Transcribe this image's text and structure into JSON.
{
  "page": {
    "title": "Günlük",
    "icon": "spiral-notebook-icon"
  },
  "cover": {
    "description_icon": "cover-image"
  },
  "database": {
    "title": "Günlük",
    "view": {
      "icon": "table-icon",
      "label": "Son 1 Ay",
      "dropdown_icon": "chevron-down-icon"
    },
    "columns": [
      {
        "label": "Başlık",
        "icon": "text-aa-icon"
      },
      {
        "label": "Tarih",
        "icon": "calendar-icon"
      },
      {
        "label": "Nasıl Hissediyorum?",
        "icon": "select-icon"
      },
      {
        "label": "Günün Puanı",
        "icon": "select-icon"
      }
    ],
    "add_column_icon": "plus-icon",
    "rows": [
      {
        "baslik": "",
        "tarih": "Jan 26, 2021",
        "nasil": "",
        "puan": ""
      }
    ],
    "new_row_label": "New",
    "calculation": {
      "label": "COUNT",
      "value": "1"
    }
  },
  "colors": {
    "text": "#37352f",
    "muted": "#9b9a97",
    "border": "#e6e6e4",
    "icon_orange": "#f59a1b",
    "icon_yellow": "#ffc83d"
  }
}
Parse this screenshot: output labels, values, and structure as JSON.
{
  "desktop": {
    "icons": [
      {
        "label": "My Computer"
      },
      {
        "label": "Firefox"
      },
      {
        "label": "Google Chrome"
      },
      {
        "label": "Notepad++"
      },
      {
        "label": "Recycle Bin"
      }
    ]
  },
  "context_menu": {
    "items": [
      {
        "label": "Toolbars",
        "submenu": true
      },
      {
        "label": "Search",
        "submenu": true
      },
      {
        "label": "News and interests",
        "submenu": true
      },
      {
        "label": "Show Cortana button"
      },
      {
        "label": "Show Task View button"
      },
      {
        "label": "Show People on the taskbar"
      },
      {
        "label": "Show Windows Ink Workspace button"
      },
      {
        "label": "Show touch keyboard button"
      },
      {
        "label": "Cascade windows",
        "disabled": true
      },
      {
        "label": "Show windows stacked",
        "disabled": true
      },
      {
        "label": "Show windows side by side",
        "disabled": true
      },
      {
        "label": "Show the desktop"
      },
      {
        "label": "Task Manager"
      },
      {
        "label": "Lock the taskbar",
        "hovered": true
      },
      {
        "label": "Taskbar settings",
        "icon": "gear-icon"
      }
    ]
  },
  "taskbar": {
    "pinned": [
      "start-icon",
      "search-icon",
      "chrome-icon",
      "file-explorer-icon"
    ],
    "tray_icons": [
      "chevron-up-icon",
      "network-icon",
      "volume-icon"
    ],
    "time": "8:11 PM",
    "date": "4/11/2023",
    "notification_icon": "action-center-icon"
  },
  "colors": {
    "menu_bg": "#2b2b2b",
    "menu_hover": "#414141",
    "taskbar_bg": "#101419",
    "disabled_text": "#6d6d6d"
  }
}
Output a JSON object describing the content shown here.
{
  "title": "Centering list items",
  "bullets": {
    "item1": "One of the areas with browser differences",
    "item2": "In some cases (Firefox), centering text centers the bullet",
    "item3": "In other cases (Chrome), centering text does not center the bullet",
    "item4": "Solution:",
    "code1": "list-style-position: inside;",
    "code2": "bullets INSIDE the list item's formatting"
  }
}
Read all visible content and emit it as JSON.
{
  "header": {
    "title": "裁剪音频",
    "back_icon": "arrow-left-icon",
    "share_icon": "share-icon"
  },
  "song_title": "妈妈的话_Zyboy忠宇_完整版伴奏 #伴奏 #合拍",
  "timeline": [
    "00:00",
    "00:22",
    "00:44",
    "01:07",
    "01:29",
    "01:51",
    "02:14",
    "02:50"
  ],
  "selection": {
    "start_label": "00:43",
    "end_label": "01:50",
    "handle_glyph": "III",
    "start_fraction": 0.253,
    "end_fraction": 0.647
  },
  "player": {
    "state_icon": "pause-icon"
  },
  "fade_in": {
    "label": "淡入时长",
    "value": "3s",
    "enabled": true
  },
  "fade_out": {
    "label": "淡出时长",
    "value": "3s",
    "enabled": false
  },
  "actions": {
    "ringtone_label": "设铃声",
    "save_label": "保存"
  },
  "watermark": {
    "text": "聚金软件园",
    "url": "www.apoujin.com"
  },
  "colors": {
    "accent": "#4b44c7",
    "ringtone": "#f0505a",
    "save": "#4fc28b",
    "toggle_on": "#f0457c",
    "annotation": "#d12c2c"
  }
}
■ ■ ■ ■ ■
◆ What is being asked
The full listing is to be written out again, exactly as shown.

◆ Exercise output
Transcribe this image's text and structure into JSON.
{
  "page": {
    "title": "Günlük",
    "icon": "spiral-notebook-icon"
  },
  "cover": {
    "description_icon": "cover-image"
  },
  "database": {
    "title": "Günlük",
    "view": {
      "icon": "table-icon",
      "label": "Son 1 Ay",
      "dropdown_icon": "chevron-down-icon"
    },
    "columns": [
      {
        "label": "Başlık",
        "icon": "text-aa-icon"
      },
      {
        "label": "Tarih",
        "icon": "calendar-icon"
      },
      {
        "label": "Nasıl Hissediyorum?",
        "icon": "select-icon"
      },
      {
        "label": "Günün Puanı",
        "icon": "select-icon"
      }
    ],
    "add_column_icon": "plus-icon",
    "rows": [
      {
        "baslik": "",
        "tarih": "Jan 26, 2021",
        "nasil": "",
        "puan": ""
      }
    ],
    "new_row_label": "New",
    "calculation": {
      "label": "COUNT",
      "value": "1"
    }
  },
  "colors": {
    "text": "#37352f",
    "muted": "#9b9a97",
    "border": "#e6e6e4",
    "icon_orange": "#f59a1b",
    "icon_yellow": "#ffc83d"
  }
}
Parse this screenshot: output labels, values, and structure as JSON.
{
  "desktop": {
    "icons": [
      {
        "label": "My Computer"
      },
      {
        "label": "Firefox"
      },
      {
        "label": "Google Chrome"
      },
      {
        "label": "Notepad++"
      },
      {
        "label": "Recycle Bin"
      }
    ]
  },
  "context_menu": {
    "items": [
      {
        "label": "Toolbars",
        "submenu": true
      },
      {
        "label": "Search",
        "submenu": true
      },
      {
        "label": "News and interests",
        "submenu": true
      },
      {
        "label": "Show Cortana button"
      },
      {
        "label": "Show Task View button"
      },
      {
        "label": "Show People on the taskbar"
      },
      {
        "label": "Show Windows Ink Workspace button"
      },
      {
        "label": "Show touch keyboard button"
      },
      {
        "label": "Cascade windows",
        "disabled": true
      },
      {
        "label": "Show windows stacked",
        "disabled": true
      },
      {
        "label": "Show windows side by side",
        "disabled": true
      },
      {
        "label": "Show the desktop"
      },
      {
        "label": "Task Manager"
      },
      {
        "label": "Lock the taskbar",
        "hovered": true
      },
      {
        "label": "Taskbar settings",
        "icon": "gear-icon"
      }
    ]
  },
  "taskbar": {
    "pinned": [
      "start-icon",
      "search-icon",
      "chrome-icon",
      "file-explorer-icon"
    ],
    "tray_icons": [
      "chevron-up-icon",
      "network-icon",
      "volume-icon"
    ],
    "time": "8:11 PM",
    "date": "4/11/2023",
    "notification_icon": "action-center-icon"
  },
  "colors": {
    "menu_bg": "#2b2b2b",
    "menu_hover": "#414141",
    "taskbar_bg": "#101419",
    "disabled_text": "#6d6d6d"
  }
}
Output a JSON object describing the content shown here.
{
  "title": "Centering list items",
  "bullets": {
    "item1": "One of the areas with browser differences",
    "item2": "In some cases (Firefox), centering text centers the bullet",
    "item3": "In other cases (Chrome), centering text does not center the bullet",
    "item4": "Solution:",
    "code1": "list-style-position: inside;",
    "code2": "bullets INSIDE the list item's formatting"
  }
}
Read all visible content and emit it as JSON.
{
  "header": {
    "title": "裁剪音频",
    "back_icon": "arrow-left-icon",
    "share_icon": "share-icon"
  },
  "song_title": "妈妈的话_Zyboy忠宇_完整版伴奏 #伴奏 #合拍",
  "timeline": [
    "00:00",
    "00:22",
    "00:44",
    "01:07",
    "01:29",
    "01:51",
    "02:14",
    "02:50"
  ],
  "selection": {
    "start_label": "00:43",
    "end_label": "01:50",
    "handle_glyph": "III",
    "start_fraction": 0.253,
    "end_fraction": 0.647
  },
  "player": {
    "state_icon": "pause-icon"
  },
  "fade_in": {
    "label": "淡入时长",
    "value": "3s",
    "enabled": true
  },
  "fade_out": {
    "label": "淡出时长",
    "value": "3s",
    "enabled": false
  },
  "actions": {
    "ringtone_label": "设铃声",
    "save_label": "保存"
  },
  "watermark": {
    "text": "聚金软件园",
    "url": "www.apoujin.com"
  },
  "colors": {
    "accent": "#4b44c7",
    "ringtone": "#f0505a",
    "save": "#4fc28b",
    "toggle_on": "#f0457c",
    "annotation": "#d12c2c"
  }
}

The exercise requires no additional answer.